## ACTIVITY
The answer must consist of every line below that contains the word "ANSI".

(Extracted records)
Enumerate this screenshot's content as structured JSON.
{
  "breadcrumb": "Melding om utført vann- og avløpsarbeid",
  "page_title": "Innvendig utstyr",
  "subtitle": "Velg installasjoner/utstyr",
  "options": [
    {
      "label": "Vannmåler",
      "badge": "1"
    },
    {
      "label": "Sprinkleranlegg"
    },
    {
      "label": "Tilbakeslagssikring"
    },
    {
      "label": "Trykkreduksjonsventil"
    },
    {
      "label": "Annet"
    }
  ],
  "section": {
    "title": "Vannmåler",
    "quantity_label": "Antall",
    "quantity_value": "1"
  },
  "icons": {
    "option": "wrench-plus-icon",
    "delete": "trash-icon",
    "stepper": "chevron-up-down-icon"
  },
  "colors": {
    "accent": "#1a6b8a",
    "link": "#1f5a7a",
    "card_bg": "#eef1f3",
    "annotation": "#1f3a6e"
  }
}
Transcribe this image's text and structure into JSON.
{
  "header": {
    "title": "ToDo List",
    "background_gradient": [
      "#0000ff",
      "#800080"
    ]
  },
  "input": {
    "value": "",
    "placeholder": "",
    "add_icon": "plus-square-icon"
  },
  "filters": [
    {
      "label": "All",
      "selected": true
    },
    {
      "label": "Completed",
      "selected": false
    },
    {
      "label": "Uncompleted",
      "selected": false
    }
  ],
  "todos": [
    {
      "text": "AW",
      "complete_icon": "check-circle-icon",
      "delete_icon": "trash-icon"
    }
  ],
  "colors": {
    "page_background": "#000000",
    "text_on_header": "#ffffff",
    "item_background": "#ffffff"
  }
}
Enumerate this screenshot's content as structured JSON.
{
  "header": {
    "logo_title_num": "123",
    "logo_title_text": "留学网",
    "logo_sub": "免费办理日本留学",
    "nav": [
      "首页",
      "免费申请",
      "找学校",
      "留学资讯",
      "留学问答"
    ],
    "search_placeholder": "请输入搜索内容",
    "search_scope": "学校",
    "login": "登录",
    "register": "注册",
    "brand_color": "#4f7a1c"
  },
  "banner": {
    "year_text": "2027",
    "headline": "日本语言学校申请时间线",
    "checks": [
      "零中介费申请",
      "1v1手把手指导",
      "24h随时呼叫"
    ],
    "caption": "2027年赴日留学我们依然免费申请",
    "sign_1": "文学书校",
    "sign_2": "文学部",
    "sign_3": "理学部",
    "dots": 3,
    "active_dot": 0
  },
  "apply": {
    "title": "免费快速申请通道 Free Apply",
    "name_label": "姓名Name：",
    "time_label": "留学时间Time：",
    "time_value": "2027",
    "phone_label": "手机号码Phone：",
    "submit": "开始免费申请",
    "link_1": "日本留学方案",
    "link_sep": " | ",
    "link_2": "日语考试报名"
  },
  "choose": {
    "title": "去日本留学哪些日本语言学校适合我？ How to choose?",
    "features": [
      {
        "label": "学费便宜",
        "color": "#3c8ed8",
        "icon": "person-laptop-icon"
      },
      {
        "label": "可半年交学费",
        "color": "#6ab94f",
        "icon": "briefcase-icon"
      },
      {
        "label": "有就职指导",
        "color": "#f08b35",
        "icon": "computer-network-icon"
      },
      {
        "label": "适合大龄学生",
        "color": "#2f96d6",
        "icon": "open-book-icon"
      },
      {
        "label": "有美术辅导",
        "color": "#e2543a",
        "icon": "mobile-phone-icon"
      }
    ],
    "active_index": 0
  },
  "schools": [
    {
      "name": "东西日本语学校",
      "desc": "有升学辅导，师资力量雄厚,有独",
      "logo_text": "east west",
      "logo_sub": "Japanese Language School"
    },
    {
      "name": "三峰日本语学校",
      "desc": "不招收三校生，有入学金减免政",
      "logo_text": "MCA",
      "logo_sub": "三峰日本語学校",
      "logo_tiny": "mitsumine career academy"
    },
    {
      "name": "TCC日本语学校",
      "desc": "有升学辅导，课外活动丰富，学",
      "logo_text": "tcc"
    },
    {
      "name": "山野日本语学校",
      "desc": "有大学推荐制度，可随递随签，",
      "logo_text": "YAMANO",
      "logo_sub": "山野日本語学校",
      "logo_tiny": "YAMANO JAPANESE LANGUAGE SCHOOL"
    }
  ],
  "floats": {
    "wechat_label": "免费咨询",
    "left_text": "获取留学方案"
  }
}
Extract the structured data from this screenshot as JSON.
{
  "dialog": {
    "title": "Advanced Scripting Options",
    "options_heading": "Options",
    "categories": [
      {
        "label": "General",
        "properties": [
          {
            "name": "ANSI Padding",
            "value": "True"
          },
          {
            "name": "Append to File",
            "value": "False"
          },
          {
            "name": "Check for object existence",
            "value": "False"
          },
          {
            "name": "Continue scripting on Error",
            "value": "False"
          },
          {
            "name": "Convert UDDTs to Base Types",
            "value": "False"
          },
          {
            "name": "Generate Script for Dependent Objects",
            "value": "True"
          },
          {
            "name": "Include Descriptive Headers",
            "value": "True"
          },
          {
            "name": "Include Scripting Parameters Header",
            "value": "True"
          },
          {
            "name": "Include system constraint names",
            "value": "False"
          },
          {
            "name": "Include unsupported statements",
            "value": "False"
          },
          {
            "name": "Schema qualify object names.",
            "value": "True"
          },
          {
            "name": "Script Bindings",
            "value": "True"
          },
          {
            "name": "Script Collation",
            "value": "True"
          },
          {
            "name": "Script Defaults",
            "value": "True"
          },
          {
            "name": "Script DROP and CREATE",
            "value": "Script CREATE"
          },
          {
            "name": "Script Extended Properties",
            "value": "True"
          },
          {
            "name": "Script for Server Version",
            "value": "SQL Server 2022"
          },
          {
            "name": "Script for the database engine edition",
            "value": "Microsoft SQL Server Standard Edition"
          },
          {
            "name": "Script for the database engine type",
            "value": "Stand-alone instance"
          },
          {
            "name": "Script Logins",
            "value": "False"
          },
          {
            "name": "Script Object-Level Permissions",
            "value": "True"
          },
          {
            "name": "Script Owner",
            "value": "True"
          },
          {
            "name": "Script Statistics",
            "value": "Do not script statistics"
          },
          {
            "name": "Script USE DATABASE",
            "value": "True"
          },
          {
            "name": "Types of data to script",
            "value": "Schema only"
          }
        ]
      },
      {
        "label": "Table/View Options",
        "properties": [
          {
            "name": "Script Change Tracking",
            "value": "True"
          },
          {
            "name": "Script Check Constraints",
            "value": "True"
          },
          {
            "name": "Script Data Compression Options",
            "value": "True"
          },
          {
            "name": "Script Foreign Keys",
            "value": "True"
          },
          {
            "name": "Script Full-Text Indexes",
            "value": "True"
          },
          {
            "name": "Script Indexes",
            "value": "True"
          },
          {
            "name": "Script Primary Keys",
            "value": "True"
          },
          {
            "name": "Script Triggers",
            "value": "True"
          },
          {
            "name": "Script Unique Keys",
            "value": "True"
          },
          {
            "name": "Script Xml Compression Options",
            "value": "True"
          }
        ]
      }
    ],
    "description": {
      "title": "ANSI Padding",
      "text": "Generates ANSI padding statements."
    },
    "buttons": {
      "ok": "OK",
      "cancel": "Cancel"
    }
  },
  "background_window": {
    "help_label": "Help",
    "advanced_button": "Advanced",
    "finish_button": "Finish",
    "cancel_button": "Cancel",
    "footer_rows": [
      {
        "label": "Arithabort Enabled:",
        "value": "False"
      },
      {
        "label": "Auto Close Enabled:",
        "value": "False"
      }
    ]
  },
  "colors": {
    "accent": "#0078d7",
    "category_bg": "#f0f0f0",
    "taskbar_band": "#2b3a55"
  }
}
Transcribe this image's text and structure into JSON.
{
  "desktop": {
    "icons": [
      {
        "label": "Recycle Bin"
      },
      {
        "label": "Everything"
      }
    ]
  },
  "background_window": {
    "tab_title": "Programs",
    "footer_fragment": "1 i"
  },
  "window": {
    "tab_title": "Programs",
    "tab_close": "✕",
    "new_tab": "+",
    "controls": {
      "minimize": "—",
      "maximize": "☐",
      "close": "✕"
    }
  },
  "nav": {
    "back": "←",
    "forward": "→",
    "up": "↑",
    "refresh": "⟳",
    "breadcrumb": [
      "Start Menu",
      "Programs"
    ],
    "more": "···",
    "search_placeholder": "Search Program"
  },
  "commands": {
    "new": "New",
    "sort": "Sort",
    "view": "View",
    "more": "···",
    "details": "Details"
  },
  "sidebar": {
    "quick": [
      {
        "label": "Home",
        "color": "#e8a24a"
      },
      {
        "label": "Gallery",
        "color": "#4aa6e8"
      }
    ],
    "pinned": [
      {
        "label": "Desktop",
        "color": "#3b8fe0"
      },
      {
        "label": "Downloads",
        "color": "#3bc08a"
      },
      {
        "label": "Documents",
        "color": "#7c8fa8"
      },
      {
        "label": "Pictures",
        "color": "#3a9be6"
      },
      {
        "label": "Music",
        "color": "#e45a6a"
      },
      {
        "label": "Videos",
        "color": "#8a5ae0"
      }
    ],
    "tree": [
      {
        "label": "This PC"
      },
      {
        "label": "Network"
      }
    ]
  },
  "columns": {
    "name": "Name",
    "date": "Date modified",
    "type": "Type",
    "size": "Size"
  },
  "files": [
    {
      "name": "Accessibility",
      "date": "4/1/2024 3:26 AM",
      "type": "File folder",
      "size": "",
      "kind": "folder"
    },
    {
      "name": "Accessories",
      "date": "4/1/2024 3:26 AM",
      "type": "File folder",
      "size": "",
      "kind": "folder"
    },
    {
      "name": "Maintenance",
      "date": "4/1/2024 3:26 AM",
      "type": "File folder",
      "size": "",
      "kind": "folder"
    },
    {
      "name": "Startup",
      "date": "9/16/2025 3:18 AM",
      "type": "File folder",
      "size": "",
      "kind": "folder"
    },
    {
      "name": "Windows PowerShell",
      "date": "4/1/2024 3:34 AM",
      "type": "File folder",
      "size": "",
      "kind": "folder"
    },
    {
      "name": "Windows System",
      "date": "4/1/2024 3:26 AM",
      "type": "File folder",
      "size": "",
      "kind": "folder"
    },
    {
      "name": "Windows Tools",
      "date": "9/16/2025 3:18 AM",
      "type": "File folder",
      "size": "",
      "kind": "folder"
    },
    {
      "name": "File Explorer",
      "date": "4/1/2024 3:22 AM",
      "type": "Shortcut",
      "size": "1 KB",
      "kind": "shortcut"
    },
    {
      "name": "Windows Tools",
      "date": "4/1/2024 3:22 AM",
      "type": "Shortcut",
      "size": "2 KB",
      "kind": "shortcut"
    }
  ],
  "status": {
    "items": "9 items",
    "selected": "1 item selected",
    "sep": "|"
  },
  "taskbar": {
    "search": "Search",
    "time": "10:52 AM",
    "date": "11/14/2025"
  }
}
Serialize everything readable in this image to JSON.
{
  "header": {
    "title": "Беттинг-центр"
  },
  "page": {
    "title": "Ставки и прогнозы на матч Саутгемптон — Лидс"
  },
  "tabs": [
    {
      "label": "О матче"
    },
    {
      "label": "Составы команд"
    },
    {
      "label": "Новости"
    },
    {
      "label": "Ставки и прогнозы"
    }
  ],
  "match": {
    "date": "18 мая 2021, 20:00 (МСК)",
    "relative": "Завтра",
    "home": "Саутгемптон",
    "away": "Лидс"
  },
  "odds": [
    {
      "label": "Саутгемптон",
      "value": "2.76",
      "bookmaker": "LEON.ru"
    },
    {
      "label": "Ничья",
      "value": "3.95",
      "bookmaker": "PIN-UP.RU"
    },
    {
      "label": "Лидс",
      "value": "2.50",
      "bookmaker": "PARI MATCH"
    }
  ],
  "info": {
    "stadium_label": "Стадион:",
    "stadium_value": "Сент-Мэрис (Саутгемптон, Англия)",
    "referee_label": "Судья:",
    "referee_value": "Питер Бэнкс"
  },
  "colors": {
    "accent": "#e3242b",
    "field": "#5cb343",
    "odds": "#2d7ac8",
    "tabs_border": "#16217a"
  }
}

## SOLUTION TO THIS PROBLEM
            "name": "ANSI Padding",
      "title": "ANSI Padding",
      "text": "Generates ANSI padding statements."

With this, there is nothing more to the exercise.